Diphtheria and Tetanus: Routine immunization against diphtheria, tetanus, and pertussis (whooping cough) in childhood has been common practice in the United States for the past 30 years. If you didn't get your "baby shots," primary immunization can be done as an adult in a series of three shots. It is recommended that all persons who have had primary immunization receive booster doses every 10 years. Under certain conditions, such as treatment of a puncture wound or an unclean wound, more frequent injections may be indicated.
Measles (Rubeola) Vaccine: Measles is often a severe disease. It is frequently complicated by secondary infections. Measles vaccines were introduced in the early 1960's, but some of them were ineffective and were withdrawn from the market in 1967. If you were vaccinated in 1968 or later, you received the "live further attenuated" vaccine (live further attenuated means the vaccine contains a live but weakened virus that won't produce the clinical disease but will produce immunity). Persons who received any other kind of vaccine should be revaccinated, unless they know they had the measles. There have been recent outbreaks of rubeola on college campuses across the U.S. If in doubt about your vaccination record, check with your doctor.

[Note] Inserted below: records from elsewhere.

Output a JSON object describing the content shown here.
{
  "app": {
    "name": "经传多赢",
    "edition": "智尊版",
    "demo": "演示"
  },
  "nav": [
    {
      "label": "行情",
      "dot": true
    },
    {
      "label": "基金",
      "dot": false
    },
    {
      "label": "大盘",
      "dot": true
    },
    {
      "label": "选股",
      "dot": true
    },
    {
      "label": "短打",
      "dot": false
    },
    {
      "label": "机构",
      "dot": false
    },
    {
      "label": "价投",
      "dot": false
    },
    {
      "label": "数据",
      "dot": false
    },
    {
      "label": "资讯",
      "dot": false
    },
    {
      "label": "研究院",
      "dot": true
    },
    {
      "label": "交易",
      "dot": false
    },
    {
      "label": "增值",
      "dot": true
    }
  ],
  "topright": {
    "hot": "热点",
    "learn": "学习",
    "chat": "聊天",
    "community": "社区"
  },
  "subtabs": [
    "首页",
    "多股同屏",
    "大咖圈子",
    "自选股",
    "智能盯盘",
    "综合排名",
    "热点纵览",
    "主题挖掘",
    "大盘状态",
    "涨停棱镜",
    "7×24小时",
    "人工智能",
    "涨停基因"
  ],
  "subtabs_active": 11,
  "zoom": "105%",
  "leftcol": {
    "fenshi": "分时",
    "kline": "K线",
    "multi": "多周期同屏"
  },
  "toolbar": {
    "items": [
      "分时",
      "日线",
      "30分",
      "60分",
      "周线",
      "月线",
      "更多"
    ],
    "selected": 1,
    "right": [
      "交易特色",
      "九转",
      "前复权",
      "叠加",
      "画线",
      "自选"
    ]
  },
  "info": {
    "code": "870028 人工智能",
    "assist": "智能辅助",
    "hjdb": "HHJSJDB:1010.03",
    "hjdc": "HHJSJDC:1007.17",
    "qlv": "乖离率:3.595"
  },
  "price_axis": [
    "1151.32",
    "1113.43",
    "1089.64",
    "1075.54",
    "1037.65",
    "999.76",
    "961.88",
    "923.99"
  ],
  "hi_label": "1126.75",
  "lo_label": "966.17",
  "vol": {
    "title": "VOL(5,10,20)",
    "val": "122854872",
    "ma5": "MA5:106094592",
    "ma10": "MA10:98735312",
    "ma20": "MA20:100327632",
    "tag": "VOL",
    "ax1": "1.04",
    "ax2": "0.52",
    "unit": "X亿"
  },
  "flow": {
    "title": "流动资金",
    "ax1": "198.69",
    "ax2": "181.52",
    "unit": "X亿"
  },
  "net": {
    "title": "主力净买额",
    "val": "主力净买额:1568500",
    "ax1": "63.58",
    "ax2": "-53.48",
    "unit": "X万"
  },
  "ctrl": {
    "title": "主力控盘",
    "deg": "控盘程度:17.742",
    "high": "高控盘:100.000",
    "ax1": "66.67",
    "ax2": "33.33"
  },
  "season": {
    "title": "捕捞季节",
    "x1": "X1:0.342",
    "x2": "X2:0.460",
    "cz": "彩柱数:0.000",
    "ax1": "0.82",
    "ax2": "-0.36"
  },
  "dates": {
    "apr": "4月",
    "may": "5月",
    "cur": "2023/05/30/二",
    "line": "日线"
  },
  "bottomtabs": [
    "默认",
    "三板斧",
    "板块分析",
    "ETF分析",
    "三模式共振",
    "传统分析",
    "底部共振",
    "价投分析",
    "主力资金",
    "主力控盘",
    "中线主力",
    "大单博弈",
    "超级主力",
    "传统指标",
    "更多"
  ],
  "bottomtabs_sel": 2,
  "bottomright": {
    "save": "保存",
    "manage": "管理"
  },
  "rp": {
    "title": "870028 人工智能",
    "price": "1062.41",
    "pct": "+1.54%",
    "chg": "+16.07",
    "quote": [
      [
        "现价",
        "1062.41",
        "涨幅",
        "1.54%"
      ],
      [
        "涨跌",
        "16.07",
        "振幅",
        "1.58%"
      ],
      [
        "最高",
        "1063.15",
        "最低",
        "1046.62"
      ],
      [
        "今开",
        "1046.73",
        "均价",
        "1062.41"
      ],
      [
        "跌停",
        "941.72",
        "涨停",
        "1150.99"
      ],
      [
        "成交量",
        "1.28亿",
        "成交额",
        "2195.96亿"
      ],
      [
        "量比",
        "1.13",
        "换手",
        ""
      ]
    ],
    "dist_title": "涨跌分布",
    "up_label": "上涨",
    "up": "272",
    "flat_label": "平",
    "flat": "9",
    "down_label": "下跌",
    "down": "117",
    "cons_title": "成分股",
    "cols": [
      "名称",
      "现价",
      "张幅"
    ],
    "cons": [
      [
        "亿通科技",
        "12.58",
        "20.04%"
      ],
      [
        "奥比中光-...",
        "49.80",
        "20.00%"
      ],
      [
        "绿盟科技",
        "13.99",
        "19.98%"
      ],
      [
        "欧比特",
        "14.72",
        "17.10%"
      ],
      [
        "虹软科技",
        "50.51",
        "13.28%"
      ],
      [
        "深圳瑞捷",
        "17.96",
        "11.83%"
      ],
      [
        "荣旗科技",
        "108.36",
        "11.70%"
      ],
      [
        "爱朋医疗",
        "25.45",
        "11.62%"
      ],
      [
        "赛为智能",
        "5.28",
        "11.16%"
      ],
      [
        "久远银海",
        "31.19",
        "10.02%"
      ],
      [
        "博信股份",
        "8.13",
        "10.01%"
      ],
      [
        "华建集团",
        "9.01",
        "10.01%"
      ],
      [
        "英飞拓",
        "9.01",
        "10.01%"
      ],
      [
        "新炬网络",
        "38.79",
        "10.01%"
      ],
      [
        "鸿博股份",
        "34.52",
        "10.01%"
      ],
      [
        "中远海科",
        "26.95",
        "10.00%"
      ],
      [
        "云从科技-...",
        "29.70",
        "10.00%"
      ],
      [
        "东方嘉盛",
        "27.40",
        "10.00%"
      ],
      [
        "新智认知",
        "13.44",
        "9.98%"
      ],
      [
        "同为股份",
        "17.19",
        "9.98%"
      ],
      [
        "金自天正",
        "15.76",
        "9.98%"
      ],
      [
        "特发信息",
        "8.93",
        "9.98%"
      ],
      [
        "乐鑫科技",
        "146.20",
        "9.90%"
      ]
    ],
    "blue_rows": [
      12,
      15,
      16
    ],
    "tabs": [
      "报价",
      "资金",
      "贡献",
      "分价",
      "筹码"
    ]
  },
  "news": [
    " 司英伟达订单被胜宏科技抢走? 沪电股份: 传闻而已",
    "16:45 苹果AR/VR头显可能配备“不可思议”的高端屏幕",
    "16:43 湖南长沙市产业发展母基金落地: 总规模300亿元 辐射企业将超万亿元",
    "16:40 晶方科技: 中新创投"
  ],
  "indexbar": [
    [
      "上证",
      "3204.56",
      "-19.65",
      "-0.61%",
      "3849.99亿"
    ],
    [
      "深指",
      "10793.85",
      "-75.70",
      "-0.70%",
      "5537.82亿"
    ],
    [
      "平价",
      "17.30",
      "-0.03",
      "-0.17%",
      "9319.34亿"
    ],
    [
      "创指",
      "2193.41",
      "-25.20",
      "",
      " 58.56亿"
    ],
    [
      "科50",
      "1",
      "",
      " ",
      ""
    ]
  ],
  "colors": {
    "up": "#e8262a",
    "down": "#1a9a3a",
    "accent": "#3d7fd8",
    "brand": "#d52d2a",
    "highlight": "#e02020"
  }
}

Rubella (German Measles) Vaccine: Rubella is a common childhood rash disease, and childhood cases are often overlooked or misdiagnosed because signs and symptoms vary. The most common features of rubella include enlarged lymph nodes, joint pain, and a transient rash usually with low fever. Rubella vaccine has been available since 1969, and it is recommended that everyone receives a vaccination, not so much to prevent the benign illness as to provide protection for women of childbearing age. If a woman becomes infected during the first three months of pregnancy, there is a risk of serious birth defects. It is recommended that you check your vaccination record; and if in doubt, we recommend a blood test for rubella antibodies. If the blood test indicates that antibodies are not present, you are susceptible to rubella and immunization will be offered after contraception counseling. With rubella, as with other live‐virus vaccines, there is a theoretical risk to the fetus if a woman is vaccinated during pregnancy.
Mumps Vaccine: Live‐virus mumps vaccine was first introduced in 1967. The vaccine produces a subclinical (mild or no symptoms) non-communicable (not “catching”) infection with very few side effects. On the other hand, mumps itself can be serious in adults, so it is important to have immunity. Mumps virus vaccine is available to anyone without history of the disease or of effective vaccination.
Polio/Triv Series: In severe cases, polio can be a serious disease resulting in permanent paralysis or even death. It is most likely to affect children from 6-16 but may occur in extremely serious form in adults. Polio can be prevented by three doses plus two boosters of oral vaccine. Immunity is permanent.
Hepatitis B Vaccine: Hepatitis means inflammation of the liver. Hepatitis B virus can be transmitted by contact with body fluids including blood (including contaminated needles, semen, tears, saliva, urine, breast milk, and vaginal secretions. Health workers are at high risk of acquiring Hepatitis B because of frequent contact with blood or body fluids and, therefore, vaccine is recommended to prevent the illness. “Recombivax HB” (Hepatitis B vaccine {Recombinant}) is noninfectious Recombinant DNA Hepatitis B vaccine. Clinical studies have shown that after three doses 96% of healthy adults have been seroprotected. Three doses of Hepatitis B vaccine are needed to confer protection and are generally administered at 0, 1, and 6 months.